I grew up in Portland, OR, received a B.A. in Physics from Swarthmore College (2003) and a Ph.D. in Physics from Harvard University (2009), where I was advised by Hongkun Park. My postdoctoral fellowship was advised by David Awschalom at the University of Chicago and at the University of California, Santa Barbara, where I was awarded the Elings Prize in Experimental Science.
My Ph.D. work on electrical plasmon detection demonstrated the viability of electrically integrated quantum plasmonic circuits. Later, I developed a method for addressing individual electronic spin states in silicon carbide and for optically pumping room-temperature nuclear polarization in SiC, a first for a material that plays a leading role in the semiconductor industry.
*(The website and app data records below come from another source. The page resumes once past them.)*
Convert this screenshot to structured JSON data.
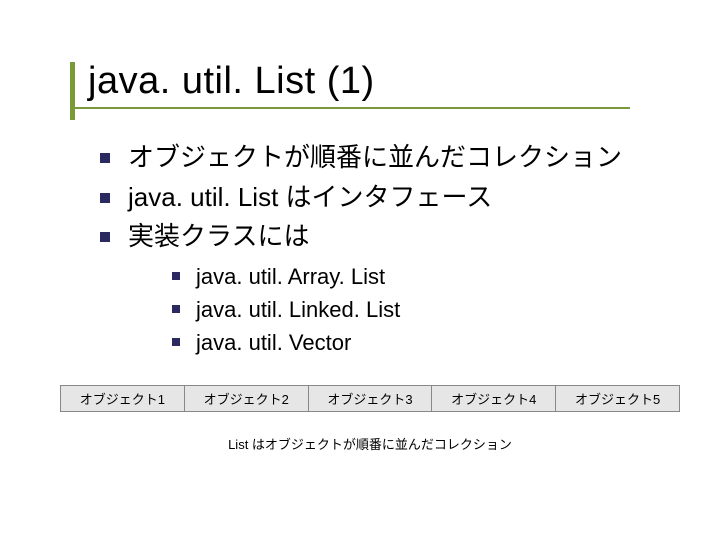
{
  "title": "java. util. List (1)",
  "bullets": [
    "オブジェクトが順番に並んだコレクション",
    "java. util. List はインタフェース",
    "実装クラスには"
  ],
  "sub_bullets": [
    "java. util. Array. List",
    "java. util. Linked. List",
    "java. util. Vector"
  ],
  "diagram": {
    "cells": [
      "オブジェクト1",
      "オブジェクト2",
      "オブジェクト3",
      "オブジェクト4",
      "オブジェクト5"
    ],
    "caption": "List はオブジェクトが順番に並んだコレクション"
  }
}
One of my new research results is that carbon nanotubes support coherent plasmon resonances. Plasmons, which comprise charge oscillations in materials coupled to electromagnetic fields, can enhance light-matter interaction strengths by many orders of magnitude, with an especially strong enhancement in the vicinity of nanostructures. In the long term, carbon-nanotube plasmonics could be a foundation for unifying electrical and optical logic at the nanometer scale.